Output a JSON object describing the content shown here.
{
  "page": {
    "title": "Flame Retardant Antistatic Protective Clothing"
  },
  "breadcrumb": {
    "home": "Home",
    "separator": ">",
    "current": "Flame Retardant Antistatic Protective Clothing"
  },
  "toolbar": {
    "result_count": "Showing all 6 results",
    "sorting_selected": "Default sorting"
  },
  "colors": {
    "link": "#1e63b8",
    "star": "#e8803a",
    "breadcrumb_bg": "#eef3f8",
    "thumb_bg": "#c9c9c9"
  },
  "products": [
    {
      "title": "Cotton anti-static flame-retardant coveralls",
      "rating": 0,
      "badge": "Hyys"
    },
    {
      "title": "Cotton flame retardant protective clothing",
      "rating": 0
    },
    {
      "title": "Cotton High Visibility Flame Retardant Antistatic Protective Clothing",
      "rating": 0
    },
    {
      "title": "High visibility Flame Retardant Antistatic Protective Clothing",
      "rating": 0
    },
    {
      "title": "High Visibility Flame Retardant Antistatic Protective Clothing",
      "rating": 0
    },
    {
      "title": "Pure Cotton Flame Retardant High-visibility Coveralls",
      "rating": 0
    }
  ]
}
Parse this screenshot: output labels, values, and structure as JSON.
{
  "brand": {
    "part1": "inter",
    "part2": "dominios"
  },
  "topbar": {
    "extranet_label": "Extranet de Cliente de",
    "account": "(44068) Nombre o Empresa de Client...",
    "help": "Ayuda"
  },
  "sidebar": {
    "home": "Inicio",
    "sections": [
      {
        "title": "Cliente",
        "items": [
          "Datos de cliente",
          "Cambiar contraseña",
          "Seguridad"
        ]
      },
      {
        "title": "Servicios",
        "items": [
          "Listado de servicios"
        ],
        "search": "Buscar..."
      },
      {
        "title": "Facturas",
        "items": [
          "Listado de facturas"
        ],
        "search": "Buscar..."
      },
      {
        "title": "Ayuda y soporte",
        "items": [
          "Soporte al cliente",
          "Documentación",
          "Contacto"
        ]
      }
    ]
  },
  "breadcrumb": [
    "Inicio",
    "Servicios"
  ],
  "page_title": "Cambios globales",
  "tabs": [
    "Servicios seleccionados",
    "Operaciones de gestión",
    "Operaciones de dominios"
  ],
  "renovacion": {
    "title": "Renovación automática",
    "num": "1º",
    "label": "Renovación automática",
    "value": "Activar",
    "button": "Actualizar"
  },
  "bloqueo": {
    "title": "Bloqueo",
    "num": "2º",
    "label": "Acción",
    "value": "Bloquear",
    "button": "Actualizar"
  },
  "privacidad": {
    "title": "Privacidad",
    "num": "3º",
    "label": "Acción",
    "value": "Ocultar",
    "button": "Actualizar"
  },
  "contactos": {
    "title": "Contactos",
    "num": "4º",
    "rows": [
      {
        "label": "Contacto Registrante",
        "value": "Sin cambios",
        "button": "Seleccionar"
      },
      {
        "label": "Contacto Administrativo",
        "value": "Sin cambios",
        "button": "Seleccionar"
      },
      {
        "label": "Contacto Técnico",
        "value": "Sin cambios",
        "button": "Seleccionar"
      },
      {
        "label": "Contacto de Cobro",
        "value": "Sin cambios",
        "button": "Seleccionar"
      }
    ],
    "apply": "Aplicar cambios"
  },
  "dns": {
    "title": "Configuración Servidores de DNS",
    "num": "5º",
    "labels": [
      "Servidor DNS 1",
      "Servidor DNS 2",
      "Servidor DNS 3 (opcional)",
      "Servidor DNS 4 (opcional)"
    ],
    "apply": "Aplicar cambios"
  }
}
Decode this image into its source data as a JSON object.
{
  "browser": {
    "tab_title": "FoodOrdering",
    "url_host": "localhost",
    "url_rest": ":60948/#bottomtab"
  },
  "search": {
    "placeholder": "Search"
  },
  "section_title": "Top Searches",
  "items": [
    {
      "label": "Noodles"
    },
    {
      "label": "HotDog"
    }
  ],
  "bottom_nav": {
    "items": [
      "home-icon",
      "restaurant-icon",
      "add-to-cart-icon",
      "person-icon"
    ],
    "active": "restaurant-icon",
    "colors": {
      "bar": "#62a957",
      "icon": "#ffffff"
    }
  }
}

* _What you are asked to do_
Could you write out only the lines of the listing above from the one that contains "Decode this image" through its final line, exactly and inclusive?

* _Response to this task_
Decode this image into its source data as a JSON object.
{
  "browser": {
    "tab_title": "FoodOrdering",
    "url_host": "localhost",
    "url_rest": ":60948/#bottomtab"
  },
  "search": {
    "placeholder": "Search"
  },
  "section_title": "Top Searches",
  "items": [
    {
      "label": "Noodles"
    },
    {
      "label": "HotDog"
    }
  ],
  "bottom_nav": {
    "items": [
      "home-icon",
      "restaurant-icon",
      "add-to-cart-icon",
      "person-icon"
    ],
    "active": "restaurant-icon",
    "colors": {
      "bar": "#62a957",
      "icon": "#ffffff"
    }
  }
}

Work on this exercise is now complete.